__Task details__:
Each record that follows must be printed exactly as given.

__Data records__:
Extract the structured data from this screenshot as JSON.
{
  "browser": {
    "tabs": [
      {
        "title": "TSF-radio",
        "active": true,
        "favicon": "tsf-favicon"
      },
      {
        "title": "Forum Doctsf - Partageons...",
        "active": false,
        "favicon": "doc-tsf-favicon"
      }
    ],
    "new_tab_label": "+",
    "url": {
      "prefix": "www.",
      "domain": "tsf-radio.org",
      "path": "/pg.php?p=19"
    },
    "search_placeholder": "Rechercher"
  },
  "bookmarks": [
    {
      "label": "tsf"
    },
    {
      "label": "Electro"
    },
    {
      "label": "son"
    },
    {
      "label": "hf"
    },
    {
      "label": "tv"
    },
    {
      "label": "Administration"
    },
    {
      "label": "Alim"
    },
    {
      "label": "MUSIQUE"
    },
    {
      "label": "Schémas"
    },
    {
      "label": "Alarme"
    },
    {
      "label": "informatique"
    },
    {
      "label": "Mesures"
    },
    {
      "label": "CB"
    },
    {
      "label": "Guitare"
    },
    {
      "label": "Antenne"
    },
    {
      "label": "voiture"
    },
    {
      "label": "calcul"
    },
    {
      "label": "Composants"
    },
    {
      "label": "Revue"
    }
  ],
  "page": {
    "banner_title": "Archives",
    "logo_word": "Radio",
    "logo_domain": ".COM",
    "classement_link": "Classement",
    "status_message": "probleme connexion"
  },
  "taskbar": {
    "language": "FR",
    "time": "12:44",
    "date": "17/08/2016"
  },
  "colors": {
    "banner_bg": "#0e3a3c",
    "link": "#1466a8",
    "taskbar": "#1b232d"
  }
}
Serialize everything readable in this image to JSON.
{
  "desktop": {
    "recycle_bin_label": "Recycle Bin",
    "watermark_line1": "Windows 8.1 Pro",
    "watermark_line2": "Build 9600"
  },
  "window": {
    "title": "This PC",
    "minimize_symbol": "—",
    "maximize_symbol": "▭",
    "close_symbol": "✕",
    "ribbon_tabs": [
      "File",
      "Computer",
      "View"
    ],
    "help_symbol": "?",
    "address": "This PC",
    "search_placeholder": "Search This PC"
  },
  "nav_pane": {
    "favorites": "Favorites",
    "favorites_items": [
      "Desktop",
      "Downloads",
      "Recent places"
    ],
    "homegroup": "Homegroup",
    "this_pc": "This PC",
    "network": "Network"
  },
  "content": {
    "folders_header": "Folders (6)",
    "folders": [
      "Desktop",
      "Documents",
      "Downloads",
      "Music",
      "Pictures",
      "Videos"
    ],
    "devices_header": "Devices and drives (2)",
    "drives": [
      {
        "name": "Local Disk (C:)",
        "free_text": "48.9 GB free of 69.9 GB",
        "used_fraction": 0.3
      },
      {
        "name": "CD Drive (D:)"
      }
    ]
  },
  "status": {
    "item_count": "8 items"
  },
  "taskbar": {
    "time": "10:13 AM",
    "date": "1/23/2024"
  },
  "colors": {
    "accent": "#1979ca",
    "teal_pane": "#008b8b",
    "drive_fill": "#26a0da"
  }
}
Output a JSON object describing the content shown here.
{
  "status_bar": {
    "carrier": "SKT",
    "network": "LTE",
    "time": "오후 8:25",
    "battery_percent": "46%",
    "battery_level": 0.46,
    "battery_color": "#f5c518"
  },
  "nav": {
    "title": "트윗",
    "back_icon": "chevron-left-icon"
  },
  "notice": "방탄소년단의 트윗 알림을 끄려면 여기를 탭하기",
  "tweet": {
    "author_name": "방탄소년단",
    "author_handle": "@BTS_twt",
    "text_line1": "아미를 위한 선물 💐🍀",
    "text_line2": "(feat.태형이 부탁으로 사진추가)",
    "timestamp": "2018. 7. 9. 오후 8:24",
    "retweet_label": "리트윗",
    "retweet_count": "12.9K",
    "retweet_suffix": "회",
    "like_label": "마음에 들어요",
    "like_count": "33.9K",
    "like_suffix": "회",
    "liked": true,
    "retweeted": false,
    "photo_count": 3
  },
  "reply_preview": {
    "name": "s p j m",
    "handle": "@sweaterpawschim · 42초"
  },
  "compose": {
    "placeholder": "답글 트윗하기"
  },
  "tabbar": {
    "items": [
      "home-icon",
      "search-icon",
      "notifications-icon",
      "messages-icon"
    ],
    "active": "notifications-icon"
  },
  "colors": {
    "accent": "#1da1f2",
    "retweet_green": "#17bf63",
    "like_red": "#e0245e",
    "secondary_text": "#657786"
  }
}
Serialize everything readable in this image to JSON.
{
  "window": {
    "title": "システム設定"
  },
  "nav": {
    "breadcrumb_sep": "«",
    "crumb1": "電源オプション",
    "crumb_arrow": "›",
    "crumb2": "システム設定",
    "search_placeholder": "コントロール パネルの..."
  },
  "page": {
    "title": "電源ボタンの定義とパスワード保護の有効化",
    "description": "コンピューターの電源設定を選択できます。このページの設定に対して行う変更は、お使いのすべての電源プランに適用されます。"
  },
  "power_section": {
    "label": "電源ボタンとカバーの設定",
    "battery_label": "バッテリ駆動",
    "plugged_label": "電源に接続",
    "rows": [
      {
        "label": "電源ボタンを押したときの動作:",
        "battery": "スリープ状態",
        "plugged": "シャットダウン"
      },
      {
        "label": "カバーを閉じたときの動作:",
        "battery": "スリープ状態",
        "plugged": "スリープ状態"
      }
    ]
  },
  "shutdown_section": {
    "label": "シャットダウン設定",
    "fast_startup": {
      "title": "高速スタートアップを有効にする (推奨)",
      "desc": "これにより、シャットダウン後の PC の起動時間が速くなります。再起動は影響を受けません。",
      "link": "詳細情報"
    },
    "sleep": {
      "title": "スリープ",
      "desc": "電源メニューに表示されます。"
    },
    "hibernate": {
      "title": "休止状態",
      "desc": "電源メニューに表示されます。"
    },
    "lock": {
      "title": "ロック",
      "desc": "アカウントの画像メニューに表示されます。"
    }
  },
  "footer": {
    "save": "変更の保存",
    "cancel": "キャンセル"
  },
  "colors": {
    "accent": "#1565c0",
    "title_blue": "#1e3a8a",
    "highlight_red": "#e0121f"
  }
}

__Solved exercise__:
Extract the structured data from this screenshot as JSON.
{
  "browser": {
    "tabs": [
      {
        "title": "TSF-radio",
        "active": true,
        "favicon": "tsf-favicon"
      },
      {
        "title": "Forum Doctsf - Partageons...",
        "active": false,
        "favicon": "doc-tsf-favicon"
      }
    ],
    "new_tab_label": "+",
    "url": {
      "prefix": "www.",
      "domain": "tsf-radio.org",
      "path": "/pg.php?p=19"
    },
    "search_placeholder": "Rechercher"
  },
  "bookmarks": [
    {
      "label": "tsf"
    },
    {
      "label": "Electro"
    },
    {
      "label": "son"
    },
    {
      "label": "hf"
    },
    {
      "label": "tv"
    },
    {
      "label": "Administration"
    },
    {
      "label": "Alim"
    },
    {
      "label": "MUSIQUE"
    },
    {
      "label": "Schémas"
    },
    {
      "label": "Alarme"
    },
    {
      "label": "informatique"
    },
    {
      "label": "Mesures"
    },
    {
      "label": "CB"
    },
    {
      "label": "Guitare"
    },
    {
      "label": "Antenne"
    },
    {
      "label": "voiture"
    },
    {
      "label": "calcul"
    },
    {
      "label": "Composants"
    },
    {
      "label": "Revue"
    }
  ],
  "page": {
    "banner_title": "Archives",
    "logo_word": "Radio",
    "logo_domain": ".COM",
    "classement_link": "Classement",
    "status_message": "probleme connexion"
  },
  "taskbar": {
    "language": "FR",
    "time": "12:44",
    "date": "17/08/2016"
  },
  "colors": {
    "banner_bg": "#0e3a3c",
    "link": "#1466a8",
    "taskbar": "#1b232d"
  }
}
Serialize everything readable in this image to JSON.
{
  "desktop": {
    "recycle_bin_label": "Recycle Bin",
    "watermark_line1": "Windows 8.1 Pro",
    "watermark_line2": "Build 9600"
  },
  "window": {
    "title": "This PC",
    "minimize_symbol": "—",
    "maximize_symbol": "▭",
    "close_symbol": "✕",
    "ribbon_tabs": [
      "File",
      "Computer",
      "View"
    ],
    "help_symbol": "?",
    "address": "This PC",
    "search_placeholder": "Search This PC"
  },
  "nav_pane": {
    "favorites": "Favorites",
    "favorites_items": [
      "Desktop",
      "Downloads",
      "Recent places"
    ],
    "homegroup": "Homegroup",
    "this_pc": "This PC",
    "network": "Network"
  },
  "content": {
    "folders_header": "Folders (6)",
    "folders": [
      "Desktop",
      "Documents",
      "Downloads",
      "Music",
      "Pictures",
      "Videos"
    ],
    "devices_header": "Devices and drives (2)",
    "drives": [
      {
        "name": "Local Disk (C:)",
        "free_text": "48.9 GB free of 69.9 GB",
        "used_fraction": 0.3
      },
      {
        "name": "CD Drive (D:)"
      }
    ]
  },
  "status": {
    "item_count": "8 items"
  },
  "taskbar": {
    "time": "10:13 AM",
    "date": "1/23/2024"
  },
  "colors": {
    "accent": "#1979ca",
    "teal_pane": "#008b8b",
    "drive_fill": "#26a0da"
  }
}
Output a JSON object describing the content shown here.
{
  "status_bar": {
    "carrier": "SKT",
    "network": "LTE",
    "time": "오후 8:25",
    "battery_percent": "46%",
    "battery_level": 0.46,
    "battery_color": "#f5c518"
  },
  "nav": {
    "title": "트윗",
    "back_icon": "chevron-left-icon"
  },
  "notice": "방탄소년단의 트윗 알림을 끄려면 여기를 탭하기",
  "tweet": {
    "author_name": "방탄소년단",
    "author_handle": "@BTS_twt",
    "text_line1": "아미를 위한 선물 💐🍀",
    "text_line2": "(feat.태형이 부탁으로 사진추가)",
    "timestamp": "2018. 7. 9. 오후 8:24",
    "retweet_label": "리트윗",
    "retweet_count": "12.9K",
    "retweet_suffix": "회",
    "like_label": "마음에 들어요",
    "like_count": "33.9K",
    "like_suffix": "회",
    "liked": true,
    "retweeted": false,
    "photo_count": 3
  },
  "reply_preview": {
    "name": "s p j m",
    "handle": "@sweaterpawschim · 42초"
  },
  "compose": {
    "placeholder": "답글 트윗하기"
  },
  "tabbar": {
    "items": [
      "home-icon",
      "search-icon",
      "notifications-icon",
      "messages-icon"
    ],
    "active": "notifications-icon"
  },
  "colors": {
    "accent": "#1da1f2",
    "retweet_green": "#17bf63",
    "like_red": "#e0245e",
    "secondary_text": "#657786"
  }
}
Serialize everything readable in this image to JSON.
{
  "window": {
    "title": "システム設定"
  },
  "nav": {
    "breadcrumb_sep": "«",
    "crumb1": "電源オプション",
    "crumb_arrow": "›",
    "crumb2": "システム設定",
    "search_placeholder": "コントロール パネルの..."
  },
  "page": {
    "title": "電源ボタンの定義とパスワード保護の有効化",
    "description": "コンピューターの電源設定を選択できます。このページの設定に対して行う変更は、お使いのすべての電源プランに適用されます。"
  },
  "power_section": {
    "label": "電源ボタンとカバーの設定",
    "battery_label": "バッテリ駆動",
    "plugged_label": "電源に接続",
    "rows": [
      {
        "label": "電源ボタンを押したときの動作:",
        "battery": "スリープ状態",
        "plugged": "シャットダウン"
      },
      {
        "label": "カバーを閉じたときの動作:",
        "battery": "スリープ状態",
        "plugged": "スリープ状態"
      }
    ]
  },
  "shutdown_section": {
    "label": "シャットダウン設定",
    "fast_startup": {
      "title": "高速スタートアップを有効にする (推奨)",
      "desc": "これにより、シャットダウン後の PC の起動時間が速くなります。再起動は影響を受けません。",
      "link": "詳細情報"
    },
    "sleep": {
      "title": "スリープ",
      "desc": "電源メニューに表示されます。"
    },
    "hibernate": {
      "title": "休止状態",
      "desc": "電源メニューに表示されます。"
    },
    "lock": {
      "title": "ロック",
      "desc": "アカウントの画像メニューに表示されます。"
    }
  },
  "footer": {
    "save": "変更の保存",
    "cancel": "キャンセル"
  },
  "colors": {
    "accent": "#1565c0",
    "title_blue": "#1e3a8a",
    "highlight_red": "#e0121f"
  }
}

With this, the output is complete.